How close are you to burning out?
What's the deal with burnout?
Burnout is pervasive among working professionals and COVID-19 is making it worse. Ongoing surveys indicate that rates of burnout have increased from 61% of professionals in February 2020 to 73% in May.
Job burnout is defined as: “a prolonged response to chronic interpersonal stressors on the job. The three key dimensions of this response are overwhelming exhaustion, feelings of cynicism and detachment from the job, and a sense of ineffectiveness and lack of accomplishment.”
Sound familiar? Too often, when it comes to burnout, we only realize that our time, energy, and health have dwindled away when it’s too late. What can we do to avert burnout before we reach that point?
What does the research say?
The academic literature on burnout has demonstrated that both characteristics of the workplace environment and individual personality can contribute to burnout - sometimes additively. Here are a few interesting learnings that I've gleaned from reading research in this area.
Aspects of the workplace that contribute to burnout include:
What can I do to address burnout?
Many of my clients, when we first start working together, are overwhelmed, overworked, and exhausted. I’ve found 3 areas that have helped them, drawing from the academic literature that I cited above as well as my own experiences with burnout.
My Request from You
I’m honestly truly fulfilled when I see overburdened clients make a few small changes and take back control of their time and energy.
Know anyone at risk of burning out? Willing to introduce us?
I’m offering a free 30-minute coaching session for you in exchange for 1-3 email introductions to your friends, relatives, or colleagues who could benefit from coaching focused on averting burnout.
I moved to Mexico two weeks ago.
Hearing that might make you furious, curious, or frightened. You may think that it’s ridiculous that I left my house, got on a plane, and changed countries during this crazy time.
It wasn’t easy making the decision to move now. Once the pandemic hit, plans that I had made shifted to the side and fear set in instead. What would it be like to leave a stable job during this time of economic proto-collapse? What would it be like to move, given that international borders were closed? What if I got sick, or got someone else sick?
Those are some weighty questions. It’s a weighty time.
Emotions are running hot right now, with the entire world facing a mental health crisis as people are pushed far outside of their comfort zones by COVID-19. Moreover, in the weeks since I’ve moved, the United States has erupted in protests over the murder of George Floyd and systematic racial injustice. It is a challenging time for so many of us.
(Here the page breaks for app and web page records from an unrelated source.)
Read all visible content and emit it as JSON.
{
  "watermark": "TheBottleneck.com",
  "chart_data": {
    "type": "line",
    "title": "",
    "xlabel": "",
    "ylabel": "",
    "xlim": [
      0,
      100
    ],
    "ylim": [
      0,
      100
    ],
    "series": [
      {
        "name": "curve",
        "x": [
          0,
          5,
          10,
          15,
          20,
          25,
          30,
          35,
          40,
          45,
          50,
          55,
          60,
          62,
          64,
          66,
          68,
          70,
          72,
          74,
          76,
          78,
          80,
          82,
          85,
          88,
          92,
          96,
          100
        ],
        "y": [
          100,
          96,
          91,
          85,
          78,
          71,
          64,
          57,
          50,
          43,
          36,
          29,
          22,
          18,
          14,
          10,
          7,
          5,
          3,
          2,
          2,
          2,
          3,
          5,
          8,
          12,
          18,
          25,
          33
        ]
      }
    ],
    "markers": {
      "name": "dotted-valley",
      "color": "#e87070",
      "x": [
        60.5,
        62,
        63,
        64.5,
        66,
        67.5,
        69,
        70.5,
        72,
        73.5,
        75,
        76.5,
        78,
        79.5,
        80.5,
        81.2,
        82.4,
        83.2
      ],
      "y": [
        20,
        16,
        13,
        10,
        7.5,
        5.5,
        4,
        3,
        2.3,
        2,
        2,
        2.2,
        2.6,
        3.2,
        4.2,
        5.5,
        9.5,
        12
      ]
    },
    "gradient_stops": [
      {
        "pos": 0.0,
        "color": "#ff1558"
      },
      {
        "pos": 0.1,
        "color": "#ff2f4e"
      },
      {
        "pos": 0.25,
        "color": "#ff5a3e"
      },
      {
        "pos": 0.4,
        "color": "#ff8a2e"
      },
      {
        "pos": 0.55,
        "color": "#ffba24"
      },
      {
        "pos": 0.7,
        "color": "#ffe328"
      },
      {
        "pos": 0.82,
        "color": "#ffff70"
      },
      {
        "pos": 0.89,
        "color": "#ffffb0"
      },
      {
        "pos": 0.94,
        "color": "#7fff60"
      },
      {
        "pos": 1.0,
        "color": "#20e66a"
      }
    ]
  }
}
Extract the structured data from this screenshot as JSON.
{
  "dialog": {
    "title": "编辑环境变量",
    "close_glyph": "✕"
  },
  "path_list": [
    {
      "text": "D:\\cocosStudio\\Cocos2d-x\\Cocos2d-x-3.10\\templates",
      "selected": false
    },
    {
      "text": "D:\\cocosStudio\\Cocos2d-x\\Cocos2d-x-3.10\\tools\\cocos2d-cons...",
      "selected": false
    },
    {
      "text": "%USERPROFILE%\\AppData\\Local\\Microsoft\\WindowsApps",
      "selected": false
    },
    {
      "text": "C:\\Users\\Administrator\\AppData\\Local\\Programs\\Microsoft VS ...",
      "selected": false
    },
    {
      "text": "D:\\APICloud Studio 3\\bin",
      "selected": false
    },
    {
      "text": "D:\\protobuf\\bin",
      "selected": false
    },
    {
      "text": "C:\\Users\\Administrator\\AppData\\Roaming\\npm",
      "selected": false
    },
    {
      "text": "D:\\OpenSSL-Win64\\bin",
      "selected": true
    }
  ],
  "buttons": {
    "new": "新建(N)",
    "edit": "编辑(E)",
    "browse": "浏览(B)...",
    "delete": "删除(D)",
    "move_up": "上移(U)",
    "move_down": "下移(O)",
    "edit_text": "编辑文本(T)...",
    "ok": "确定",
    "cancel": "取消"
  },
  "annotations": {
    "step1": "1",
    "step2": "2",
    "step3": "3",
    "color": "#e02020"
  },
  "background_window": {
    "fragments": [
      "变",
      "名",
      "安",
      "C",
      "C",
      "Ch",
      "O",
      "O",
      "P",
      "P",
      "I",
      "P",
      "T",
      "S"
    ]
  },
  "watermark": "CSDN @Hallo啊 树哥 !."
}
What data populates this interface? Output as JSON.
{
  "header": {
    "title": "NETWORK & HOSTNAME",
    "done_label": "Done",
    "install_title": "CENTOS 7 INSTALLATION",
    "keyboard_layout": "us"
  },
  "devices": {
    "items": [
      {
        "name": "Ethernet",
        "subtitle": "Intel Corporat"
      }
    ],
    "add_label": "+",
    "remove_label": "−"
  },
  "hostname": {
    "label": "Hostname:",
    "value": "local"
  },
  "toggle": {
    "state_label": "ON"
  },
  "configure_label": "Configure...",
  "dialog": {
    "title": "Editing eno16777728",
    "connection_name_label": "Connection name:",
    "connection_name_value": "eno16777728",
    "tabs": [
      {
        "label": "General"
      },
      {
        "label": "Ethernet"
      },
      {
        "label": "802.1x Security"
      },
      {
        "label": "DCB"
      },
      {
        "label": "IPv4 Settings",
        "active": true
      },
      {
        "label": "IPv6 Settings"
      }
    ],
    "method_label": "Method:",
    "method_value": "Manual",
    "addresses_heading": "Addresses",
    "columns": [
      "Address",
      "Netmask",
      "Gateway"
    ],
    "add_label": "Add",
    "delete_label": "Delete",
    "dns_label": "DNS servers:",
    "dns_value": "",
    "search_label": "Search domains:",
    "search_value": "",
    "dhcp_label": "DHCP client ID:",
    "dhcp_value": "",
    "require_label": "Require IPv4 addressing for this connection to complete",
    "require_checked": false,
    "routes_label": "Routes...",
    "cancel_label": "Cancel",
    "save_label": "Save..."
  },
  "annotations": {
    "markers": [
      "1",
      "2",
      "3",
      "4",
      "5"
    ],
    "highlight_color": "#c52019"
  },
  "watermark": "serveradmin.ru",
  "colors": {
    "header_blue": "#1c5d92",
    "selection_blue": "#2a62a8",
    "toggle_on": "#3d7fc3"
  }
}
How can we find clarity and stay grounded even amidst those challenges?
What I’ve observed, if it’s of any help to you, is that anticipation and contemplation can add to the stress coming from whatever challenges are being heaped on us by the outside world. Often, contemplation over substantive decisions can prevent us from making decisions at all. We remain stuck in “analysis paralysis,” held in a state of inaction by our indecision. For me at least, that place of feeling stuck is terrible. It’s disempowering. It creates a great amount of stress.
What I find is that taking action can relieve stress - even if the action you take represents a poor choice.
Metaphorically, once you open a door, other doors tend to open in front of you. Even if you open a door and fall over a precipice, you may discover you’re wearing a backpack with a parachute. Too often, instead, we sit and stare at the door, looking at every angle of the doorknob to attempt to best figure out how to approach opening it. And perhaps, because we’re looking for the “best” way to open the door, we never do. By taking action and opening a door, we open up new opportunities. Those new opportunities can release the weight you may be carrying from your doorknob-staring.
How do we move forward amidst uncertainty?
For me, the number of nights that I lost sleep over *whether* I should go to Mexico far outweighed the stress of the trip itself. I’m not saying my move was without risk. I’m not saying that we shouldn’t all be cautious and careful right now. And I’m in no way saying that the stress carried by those who are racially discriminated against is solely due to anticipation and contemplation - these stressors add burdens on top of a system filled with prejudice that creates real, tangible danger for Black Americans.
We don’t always have power to change the circumstances around us. But we do have the power to choose how we act and to choose our perspective.
What I’d ask you to consider, then, is:
I’m overwhelmingly excited about having moved here to Mexico. I’m glad I decided to lean into discomfort and cognizant of the fact that the perceived discomfort was far greater than any that I experienced.
What about you? Please feel free to comment and further the discussion here, since I know my perspective is just one of many and I want to hear from you.
I'm writing this blog to share my perspective on career transitions, time management, and personal growth.